PROVIDED RECORDS →
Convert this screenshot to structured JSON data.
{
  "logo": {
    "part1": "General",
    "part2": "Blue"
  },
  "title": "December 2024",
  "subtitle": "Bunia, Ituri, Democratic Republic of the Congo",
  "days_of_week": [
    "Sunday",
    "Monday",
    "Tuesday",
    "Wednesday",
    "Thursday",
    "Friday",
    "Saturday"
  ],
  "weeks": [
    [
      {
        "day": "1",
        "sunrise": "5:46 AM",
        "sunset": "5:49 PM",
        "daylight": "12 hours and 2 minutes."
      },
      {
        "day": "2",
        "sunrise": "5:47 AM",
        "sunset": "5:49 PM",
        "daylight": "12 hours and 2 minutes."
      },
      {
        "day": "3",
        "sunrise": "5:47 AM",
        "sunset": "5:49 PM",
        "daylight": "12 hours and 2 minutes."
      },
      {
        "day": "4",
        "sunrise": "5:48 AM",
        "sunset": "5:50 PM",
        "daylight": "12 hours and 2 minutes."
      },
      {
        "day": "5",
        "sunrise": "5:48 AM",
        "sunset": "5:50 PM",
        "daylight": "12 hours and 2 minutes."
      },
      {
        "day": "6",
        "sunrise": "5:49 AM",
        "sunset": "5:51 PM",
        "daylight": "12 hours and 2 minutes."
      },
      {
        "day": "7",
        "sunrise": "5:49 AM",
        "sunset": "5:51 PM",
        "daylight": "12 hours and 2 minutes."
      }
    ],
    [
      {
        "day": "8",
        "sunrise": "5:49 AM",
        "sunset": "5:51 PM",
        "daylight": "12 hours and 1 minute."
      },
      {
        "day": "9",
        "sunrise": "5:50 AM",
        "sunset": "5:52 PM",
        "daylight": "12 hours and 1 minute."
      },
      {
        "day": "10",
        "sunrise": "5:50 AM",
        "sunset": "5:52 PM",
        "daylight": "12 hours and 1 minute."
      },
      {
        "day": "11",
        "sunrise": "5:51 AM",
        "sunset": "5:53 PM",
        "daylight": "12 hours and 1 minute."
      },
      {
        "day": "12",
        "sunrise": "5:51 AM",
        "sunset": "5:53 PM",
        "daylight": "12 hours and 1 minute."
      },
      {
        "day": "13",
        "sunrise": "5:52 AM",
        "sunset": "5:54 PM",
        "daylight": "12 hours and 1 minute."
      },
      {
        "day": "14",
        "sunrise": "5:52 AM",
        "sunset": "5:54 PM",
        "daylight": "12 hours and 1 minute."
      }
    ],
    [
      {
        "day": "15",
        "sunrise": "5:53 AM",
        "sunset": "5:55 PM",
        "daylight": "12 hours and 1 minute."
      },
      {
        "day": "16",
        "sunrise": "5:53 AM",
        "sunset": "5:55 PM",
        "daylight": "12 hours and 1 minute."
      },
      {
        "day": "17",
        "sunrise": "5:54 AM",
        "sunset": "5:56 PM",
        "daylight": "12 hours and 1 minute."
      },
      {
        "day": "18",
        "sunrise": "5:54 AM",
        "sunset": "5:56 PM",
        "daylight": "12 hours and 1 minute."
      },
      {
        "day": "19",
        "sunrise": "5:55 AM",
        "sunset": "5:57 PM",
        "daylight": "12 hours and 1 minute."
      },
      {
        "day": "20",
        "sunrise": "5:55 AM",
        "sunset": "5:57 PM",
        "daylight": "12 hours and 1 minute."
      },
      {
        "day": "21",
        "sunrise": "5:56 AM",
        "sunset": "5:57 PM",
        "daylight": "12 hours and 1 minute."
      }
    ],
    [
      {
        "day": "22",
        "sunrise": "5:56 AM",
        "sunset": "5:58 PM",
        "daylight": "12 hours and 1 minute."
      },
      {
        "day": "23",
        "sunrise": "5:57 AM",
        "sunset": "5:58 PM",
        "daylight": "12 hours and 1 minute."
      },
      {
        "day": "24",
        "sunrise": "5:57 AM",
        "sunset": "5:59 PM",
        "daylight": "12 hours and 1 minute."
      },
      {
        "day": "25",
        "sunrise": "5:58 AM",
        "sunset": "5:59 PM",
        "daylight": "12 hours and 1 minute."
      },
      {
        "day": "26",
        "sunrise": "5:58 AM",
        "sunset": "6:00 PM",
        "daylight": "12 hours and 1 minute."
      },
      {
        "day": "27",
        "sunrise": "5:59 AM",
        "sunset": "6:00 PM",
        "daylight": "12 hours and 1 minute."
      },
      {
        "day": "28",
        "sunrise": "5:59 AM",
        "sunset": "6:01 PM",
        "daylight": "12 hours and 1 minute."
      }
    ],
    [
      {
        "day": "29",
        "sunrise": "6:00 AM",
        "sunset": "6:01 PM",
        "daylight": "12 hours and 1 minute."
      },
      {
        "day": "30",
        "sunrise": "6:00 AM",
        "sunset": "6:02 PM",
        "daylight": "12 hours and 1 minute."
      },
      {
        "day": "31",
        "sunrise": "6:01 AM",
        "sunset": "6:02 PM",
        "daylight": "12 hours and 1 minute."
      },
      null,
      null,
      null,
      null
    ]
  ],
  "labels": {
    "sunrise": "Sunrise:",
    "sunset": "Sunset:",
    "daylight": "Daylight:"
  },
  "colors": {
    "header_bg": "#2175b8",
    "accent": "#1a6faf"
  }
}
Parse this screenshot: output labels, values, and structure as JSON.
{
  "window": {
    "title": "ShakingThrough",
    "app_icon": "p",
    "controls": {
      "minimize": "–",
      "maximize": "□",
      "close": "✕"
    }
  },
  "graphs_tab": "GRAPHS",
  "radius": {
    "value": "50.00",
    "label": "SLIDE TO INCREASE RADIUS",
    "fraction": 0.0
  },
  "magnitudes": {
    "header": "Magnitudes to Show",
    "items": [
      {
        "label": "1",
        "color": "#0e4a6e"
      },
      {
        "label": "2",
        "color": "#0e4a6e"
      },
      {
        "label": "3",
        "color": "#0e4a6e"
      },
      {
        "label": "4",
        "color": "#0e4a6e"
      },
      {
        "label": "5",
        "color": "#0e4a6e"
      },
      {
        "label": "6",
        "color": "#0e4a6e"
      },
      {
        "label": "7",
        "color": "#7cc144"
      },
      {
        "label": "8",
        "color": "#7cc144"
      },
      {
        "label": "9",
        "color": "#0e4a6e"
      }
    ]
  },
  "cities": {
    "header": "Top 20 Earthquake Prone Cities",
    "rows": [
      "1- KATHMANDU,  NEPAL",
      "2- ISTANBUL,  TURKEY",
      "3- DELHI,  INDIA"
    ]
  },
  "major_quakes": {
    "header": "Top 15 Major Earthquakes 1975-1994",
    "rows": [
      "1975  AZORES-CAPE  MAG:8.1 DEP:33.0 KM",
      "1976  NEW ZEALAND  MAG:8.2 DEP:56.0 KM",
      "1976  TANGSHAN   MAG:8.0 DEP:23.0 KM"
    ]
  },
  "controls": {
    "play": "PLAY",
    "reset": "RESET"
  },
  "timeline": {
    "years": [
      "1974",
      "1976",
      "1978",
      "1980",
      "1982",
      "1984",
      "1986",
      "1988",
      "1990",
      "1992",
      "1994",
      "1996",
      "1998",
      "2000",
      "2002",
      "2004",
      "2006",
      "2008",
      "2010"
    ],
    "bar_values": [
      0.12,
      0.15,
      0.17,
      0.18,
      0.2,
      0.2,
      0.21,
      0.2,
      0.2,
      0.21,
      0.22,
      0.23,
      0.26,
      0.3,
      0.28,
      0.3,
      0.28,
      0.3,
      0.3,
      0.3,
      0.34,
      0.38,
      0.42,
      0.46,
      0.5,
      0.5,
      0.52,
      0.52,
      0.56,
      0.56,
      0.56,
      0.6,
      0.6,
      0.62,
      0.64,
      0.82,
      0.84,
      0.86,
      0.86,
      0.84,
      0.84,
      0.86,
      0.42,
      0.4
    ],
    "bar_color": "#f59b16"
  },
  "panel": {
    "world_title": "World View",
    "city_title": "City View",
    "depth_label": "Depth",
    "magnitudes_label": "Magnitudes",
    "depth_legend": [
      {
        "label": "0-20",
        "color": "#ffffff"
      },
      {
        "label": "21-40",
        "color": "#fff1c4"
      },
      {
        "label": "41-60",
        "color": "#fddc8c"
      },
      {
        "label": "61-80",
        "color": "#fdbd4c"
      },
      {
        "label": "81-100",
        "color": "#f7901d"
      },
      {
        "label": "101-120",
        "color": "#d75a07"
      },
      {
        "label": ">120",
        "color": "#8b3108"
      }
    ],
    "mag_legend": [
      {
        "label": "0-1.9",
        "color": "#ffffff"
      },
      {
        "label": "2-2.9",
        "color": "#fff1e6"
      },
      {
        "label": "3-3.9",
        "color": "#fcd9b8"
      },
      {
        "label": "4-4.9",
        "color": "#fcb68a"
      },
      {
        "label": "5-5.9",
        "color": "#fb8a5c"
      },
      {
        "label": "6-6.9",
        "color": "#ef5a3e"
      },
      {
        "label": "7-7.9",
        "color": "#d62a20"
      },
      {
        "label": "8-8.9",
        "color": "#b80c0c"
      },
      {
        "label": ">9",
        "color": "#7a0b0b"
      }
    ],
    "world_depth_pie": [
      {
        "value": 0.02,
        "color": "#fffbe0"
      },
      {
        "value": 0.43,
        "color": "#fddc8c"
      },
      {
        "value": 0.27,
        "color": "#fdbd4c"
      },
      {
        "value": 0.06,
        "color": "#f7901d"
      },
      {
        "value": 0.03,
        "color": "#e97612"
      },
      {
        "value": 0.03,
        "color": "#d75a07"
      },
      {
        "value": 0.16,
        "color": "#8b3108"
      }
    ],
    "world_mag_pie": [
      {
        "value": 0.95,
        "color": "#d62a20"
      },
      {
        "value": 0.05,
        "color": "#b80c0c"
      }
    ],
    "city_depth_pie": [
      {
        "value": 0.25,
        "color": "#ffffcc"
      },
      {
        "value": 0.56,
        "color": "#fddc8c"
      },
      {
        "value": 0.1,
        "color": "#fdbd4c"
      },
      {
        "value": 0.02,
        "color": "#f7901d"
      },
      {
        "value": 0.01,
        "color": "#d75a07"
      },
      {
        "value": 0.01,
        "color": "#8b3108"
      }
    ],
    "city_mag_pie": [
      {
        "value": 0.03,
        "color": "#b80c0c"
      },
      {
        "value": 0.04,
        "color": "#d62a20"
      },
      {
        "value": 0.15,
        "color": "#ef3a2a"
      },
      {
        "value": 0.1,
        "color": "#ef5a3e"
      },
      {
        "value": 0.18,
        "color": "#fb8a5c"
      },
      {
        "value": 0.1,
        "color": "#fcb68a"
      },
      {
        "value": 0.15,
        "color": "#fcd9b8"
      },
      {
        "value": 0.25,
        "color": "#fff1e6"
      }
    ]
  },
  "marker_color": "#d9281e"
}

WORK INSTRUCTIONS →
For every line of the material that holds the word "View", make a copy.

REPLY TO THE EXERCISE →
    "world_title": "World View",
    "city_title": "City View",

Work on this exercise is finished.